Output all of the records again, exactly as written.

* **Information supplied**

=== Begin Enclosure ===

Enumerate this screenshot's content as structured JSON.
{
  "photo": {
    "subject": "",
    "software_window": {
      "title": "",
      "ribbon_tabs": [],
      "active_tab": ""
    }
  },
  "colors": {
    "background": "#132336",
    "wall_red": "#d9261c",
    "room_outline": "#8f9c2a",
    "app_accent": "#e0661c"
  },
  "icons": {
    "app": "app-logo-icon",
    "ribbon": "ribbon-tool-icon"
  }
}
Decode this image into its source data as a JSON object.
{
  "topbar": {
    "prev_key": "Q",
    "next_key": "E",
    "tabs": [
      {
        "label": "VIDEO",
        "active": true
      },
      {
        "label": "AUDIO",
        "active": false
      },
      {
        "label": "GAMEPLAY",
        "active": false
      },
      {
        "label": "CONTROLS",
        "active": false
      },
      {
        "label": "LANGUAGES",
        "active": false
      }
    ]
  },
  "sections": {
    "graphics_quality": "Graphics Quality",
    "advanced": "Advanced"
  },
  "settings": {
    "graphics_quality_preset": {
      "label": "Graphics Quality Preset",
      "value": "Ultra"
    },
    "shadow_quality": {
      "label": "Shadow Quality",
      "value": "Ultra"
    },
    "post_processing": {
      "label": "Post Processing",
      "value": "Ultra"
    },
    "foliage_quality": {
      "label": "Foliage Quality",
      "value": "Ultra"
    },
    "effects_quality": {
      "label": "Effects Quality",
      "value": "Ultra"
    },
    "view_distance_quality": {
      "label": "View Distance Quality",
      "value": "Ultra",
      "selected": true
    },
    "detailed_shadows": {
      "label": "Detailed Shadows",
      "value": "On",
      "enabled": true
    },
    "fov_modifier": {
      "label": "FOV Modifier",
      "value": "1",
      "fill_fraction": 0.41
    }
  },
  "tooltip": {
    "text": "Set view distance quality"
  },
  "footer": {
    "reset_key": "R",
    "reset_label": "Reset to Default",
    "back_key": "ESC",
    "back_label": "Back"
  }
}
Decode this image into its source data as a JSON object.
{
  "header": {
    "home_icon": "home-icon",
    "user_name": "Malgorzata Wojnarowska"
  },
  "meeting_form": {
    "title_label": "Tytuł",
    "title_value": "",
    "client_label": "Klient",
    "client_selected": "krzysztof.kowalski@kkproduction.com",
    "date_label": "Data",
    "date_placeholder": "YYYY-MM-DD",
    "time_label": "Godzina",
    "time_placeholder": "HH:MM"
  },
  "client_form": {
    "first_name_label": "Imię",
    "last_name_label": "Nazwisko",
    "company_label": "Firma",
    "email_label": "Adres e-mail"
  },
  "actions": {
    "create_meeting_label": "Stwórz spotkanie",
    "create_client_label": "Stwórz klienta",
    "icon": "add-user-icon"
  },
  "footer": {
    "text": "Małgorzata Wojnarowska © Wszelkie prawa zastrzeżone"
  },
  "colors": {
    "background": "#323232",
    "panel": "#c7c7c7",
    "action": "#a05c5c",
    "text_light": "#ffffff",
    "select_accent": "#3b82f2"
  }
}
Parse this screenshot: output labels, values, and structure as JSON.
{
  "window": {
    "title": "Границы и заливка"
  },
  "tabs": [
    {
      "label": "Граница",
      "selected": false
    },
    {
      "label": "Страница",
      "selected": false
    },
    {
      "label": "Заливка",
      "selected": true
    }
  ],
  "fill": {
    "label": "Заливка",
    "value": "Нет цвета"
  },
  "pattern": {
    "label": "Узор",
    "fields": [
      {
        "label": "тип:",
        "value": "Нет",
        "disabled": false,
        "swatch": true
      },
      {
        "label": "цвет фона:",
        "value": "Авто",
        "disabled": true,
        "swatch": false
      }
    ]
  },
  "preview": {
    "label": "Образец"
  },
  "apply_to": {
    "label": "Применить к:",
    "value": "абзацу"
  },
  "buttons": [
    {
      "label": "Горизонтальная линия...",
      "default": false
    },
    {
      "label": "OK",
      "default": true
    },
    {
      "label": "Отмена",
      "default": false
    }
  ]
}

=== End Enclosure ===

* **Result**
Enumerate this screenshot's content as structured JSON.
{
  "photo": {
    "subject": "",
    "software_window": {
      "title": "",
      "ribbon_tabs": [],
      "active_tab": ""
    }
  },
  "colors": {
    "background": "#132336",
    "wall_red": "#d9261c",
    "room_outline": "#8f9c2a",
    "app_accent": "#e0661c"
  },
  "icons": {
    "app": "app-logo-icon",
    "ribbon": "ribbon-tool-icon"
  }
}
Decode this image into its source data as a JSON object.
{
  "topbar": {
    "prev_key": "Q",
    "next_key": "E",
    "tabs": [
      {
        "label": "VIDEO",
        "active": true
      },
      {
        "label": "AUDIO",
        "active": false
      },
      {
        "label": "GAMEPLAY",
        "active": false
      },
      {
        "label": "CONTROLS",
        "active": false
      },
      {
        "label": "LANGUAGES",
        "active": false
      }
    ]
  },
  "sections": {
    "graphics_quality": "Graphics Quality",
    "advanced": "Advanced"
  },
  "settings": {
    "graphics_quality_preset": {
      "label": "Graphics Quality Preset",
      "value": "Ultra"
    },
    "shadow_quality": {
      "label": "Shadow Quality",
      "value": "Ultra"
    },
    "post_processing": {
      "label": "Post Processing",
      "value": "Ultra"
    },
    "foliage_quality": {
      "label": "Foliage Quality",
      "value": "Ultra"
    },
    "effects_quality": {
      "label": "Effects Quality",
      "value": "Ultra"
    },
    "view_distance_quality": {
      "label": "View Distance Quality",
      "value": "Ultra",
      "selected": true
    },
    "detailed_shadows": {
      "label": "Detailed Shadows",
      "value": "On",
      "enabled": true
    },
    "fov_modifier": {
      "label": "FOV Modifier",
      "value": "1",
      "fill_fraction": 0.41
    }
  },
  "tooltip": {
    "text": "Set view distance quality"
  },
  "footer": {
    "reset_key": "R",
    "reset_label": "Reset to Default",
    "back_key": "ESC",
    "back_label": "Back"
  }
}
Decode this image into its source data as a JSON object.
{
  "header": {
    "home_icon": "home-icon",
    "user_name": "Malgorzata Wojnarowska"
  },
  "meeting_form": {
    "title_label": "Tytuł",
    "title_value": "",
    "client_label": "Klient",
    "client_selected": "krzysztof.kowalski@kkproduction.com",
    "date_label": "Data",
    "date_placeholder": "YYYY-MM-DD",
    "time_label": "Godzina",
    "time_placeholder": "HH:MM"
  },
  "client_form": {
    "first_name_label": "Imię",
    "last_name_label": "Nazwisko",
    "company_label": "Firma",
    "email_label": "Adres e-mail"
  },
  "actions": {
    "create_meeting_label": "Stwórz spotkanie",
    "create_client_label": "Stwórz klienta",
    "icon": "add-user-icon"
  },
  "footer": {
    "text": "Małgorzata Wojnarowska © Wszelkie prawa zastrzeżone"
  },
  "colors": {
    "background": "#323232",
    "panel": "#c7c7c7",
    "action": "#a05c5c",
    "text_light": "#ffffff",
    "select_accent": "#3b82f2"
  }
}
Parse this screenshot: output labels, values, and structure as JSON.
{
  "window": {
    "title": "Границы и заливка"
  },
  "tabs": [
    {
      "label": "Граница",
      "selected": false
    },
    {
      "label": "Страница",
      "selected": false
    },
    {
      "label": "Заливка",
      "selected": true
    }
  ],
  "fill": {
    "label": "Заливка",
    "value": "Нет цвета"
  },
  "pattern": {
    "label": "Узор",
    "fields": [
      {
        "label": "тип:",
        "value": "Нет",
        "disabled": false,
        "swatch": true
      },
      {
        "label": "цвет фона:",
        "value": "Авто",
        "disabled": true,
        "swatch": false
      }
    ]
  },
  "preview": {
    "label": "Образец"
  },
  "apply_to": {
    "label": "Применить к:",
    "value": "абзацу"
  },
  "buttons": [
    {
      "label": "Горизонтальная линия...",
      "default": false
    },
    {
      "label": "OK",
      "default": true
    },
    {
      "label": "Отмена",
      "default": false
    }
  ]
}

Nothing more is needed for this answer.